On how much the analogies we use can shape our thinking

An experiment on Stanford international relations students during the Cold War provided a cautionary tale about relying on kind-world reasoning — that is, drawing only from the first analogy that feels familiar. The students were told that a small, fictional democratic country was under threat from a totalitarian neighbor, and they had to decide how the United States should respond. Some students were given descriptions that likened the situation to World War II (refugees in boxcars; a president “from New York:, the same state as FDR”; a meeting in “Winston Churchill Hall”). For others, it was likened to Vietnam, (a president “from Texas. the same as LBJ,” and refugees in boats). The international relations students who were reminded of World War II were far more likely to choose to go to war; the students reminded of Vietnam opted for nonmilitary diplomacy. That phenomenon has been documented all over the place. College football coaches rated the same player’s potential very differently depending on what former player was likened to an introductory description, even with all other information kept exactly the same.
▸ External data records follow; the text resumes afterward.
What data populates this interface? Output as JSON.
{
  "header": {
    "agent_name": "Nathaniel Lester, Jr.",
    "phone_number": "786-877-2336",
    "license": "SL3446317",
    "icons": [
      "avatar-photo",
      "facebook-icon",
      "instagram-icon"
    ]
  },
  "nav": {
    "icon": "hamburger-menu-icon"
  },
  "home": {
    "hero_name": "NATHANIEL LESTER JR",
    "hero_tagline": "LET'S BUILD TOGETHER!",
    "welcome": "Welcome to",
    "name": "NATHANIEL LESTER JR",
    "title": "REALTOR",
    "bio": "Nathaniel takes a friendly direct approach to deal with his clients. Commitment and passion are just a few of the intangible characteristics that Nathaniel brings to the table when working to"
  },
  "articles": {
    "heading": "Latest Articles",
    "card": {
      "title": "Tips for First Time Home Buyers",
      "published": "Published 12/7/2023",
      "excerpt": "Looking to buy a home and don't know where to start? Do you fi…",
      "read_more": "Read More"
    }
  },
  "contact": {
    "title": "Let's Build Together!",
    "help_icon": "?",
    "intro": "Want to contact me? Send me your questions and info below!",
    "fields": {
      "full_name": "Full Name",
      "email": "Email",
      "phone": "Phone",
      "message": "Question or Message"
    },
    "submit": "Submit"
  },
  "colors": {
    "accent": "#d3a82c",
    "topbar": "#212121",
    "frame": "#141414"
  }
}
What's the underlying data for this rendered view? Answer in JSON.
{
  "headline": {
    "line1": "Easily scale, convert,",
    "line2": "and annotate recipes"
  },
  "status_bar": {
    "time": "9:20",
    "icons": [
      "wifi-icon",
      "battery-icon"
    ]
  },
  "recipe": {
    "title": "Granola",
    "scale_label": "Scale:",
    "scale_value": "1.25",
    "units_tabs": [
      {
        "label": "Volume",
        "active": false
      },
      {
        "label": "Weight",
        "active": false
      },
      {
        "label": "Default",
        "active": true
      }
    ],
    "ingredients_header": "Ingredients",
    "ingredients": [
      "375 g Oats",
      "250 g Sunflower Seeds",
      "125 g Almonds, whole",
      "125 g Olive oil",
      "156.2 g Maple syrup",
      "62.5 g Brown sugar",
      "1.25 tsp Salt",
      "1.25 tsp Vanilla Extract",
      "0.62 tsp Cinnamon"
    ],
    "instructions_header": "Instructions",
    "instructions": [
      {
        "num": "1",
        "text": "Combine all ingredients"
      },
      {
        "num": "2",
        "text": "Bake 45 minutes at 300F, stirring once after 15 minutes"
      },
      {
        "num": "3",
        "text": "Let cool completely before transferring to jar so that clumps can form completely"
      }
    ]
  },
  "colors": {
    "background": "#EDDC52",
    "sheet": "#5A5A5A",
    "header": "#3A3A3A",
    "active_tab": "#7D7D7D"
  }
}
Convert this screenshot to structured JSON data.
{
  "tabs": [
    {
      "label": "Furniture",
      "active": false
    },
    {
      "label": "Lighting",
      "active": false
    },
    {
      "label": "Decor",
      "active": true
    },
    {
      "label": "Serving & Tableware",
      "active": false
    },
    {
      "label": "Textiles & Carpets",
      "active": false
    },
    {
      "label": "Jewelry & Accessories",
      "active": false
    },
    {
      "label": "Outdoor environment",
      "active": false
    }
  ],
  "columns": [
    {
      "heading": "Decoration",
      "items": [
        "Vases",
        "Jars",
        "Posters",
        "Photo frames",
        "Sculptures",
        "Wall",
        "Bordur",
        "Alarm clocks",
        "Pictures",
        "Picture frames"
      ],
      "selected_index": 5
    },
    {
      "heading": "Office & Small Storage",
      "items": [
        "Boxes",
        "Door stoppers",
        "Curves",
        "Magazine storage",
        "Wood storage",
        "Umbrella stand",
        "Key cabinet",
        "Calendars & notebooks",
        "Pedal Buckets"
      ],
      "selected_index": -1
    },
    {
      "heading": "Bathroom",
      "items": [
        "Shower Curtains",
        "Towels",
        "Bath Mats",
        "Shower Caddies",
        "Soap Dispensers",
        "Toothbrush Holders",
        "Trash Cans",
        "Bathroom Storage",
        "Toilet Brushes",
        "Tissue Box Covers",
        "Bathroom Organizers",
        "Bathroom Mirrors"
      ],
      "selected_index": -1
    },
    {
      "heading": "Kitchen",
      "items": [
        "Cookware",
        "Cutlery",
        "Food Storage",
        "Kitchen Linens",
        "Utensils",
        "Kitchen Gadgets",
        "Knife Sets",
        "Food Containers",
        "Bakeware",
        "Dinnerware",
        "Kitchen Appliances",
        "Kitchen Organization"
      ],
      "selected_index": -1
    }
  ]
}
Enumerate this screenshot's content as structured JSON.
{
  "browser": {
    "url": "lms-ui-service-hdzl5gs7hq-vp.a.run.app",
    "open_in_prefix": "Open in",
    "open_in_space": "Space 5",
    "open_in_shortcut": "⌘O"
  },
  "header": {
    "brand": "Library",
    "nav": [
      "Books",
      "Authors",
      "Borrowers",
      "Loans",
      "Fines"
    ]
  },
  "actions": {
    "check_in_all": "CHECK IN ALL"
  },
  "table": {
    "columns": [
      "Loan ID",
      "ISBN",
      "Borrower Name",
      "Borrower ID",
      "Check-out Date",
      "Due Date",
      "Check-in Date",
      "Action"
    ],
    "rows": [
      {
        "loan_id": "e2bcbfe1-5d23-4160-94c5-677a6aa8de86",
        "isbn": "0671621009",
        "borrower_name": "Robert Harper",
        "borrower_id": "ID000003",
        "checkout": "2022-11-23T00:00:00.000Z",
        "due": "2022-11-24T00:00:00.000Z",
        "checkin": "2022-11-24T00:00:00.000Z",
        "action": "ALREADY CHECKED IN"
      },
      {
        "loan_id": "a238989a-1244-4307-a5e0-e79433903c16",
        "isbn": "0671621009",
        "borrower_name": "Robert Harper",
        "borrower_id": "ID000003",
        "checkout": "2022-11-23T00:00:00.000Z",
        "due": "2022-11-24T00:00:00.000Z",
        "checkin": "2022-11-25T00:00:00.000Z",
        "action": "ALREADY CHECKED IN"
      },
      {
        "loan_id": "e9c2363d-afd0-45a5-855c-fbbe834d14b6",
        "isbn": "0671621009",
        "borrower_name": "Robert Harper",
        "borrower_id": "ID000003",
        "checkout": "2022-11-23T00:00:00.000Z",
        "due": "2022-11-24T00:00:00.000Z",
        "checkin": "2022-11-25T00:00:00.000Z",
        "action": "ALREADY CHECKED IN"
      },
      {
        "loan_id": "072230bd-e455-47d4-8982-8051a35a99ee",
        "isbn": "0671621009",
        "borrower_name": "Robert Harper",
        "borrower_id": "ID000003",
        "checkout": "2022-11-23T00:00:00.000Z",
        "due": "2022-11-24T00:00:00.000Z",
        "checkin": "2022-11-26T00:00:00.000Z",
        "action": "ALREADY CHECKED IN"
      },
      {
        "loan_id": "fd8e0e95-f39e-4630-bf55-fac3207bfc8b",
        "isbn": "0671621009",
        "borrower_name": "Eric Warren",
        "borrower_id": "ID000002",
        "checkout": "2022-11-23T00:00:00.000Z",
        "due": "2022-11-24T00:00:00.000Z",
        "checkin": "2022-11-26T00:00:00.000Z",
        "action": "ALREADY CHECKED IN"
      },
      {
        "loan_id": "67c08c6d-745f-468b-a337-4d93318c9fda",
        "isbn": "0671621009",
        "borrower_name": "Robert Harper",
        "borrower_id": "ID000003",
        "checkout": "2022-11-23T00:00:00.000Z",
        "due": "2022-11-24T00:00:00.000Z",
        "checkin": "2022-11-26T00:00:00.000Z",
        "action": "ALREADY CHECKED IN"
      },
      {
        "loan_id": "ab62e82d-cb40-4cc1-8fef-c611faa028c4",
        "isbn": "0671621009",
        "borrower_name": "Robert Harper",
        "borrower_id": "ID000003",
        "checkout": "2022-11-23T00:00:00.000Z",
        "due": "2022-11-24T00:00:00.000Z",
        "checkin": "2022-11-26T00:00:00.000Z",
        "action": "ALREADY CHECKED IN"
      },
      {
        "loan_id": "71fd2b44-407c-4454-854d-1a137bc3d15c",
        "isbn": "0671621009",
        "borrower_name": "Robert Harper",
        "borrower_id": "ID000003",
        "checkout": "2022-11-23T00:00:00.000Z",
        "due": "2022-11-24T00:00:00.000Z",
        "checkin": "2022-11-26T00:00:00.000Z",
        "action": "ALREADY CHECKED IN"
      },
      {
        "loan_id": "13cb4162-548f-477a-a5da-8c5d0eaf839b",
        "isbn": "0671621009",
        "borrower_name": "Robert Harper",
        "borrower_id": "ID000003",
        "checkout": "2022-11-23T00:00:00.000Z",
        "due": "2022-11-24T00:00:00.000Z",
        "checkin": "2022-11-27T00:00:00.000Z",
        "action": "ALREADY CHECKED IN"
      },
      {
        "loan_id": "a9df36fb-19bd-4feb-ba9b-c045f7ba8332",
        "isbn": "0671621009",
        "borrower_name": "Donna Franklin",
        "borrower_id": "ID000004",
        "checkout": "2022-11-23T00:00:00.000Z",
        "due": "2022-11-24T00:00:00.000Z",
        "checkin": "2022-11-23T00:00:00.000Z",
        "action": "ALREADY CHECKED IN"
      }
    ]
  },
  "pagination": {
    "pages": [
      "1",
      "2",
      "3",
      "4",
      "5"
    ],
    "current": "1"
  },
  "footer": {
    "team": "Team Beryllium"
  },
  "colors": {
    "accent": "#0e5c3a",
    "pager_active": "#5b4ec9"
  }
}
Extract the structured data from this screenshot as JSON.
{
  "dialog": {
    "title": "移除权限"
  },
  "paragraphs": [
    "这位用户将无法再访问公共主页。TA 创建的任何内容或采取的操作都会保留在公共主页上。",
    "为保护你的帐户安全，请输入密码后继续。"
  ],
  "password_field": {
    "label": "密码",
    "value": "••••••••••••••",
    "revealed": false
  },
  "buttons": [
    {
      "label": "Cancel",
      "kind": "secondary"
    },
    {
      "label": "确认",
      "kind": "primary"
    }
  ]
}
Excerpt from: Range: How Generalists Triumph in a Specialized World by David Epstein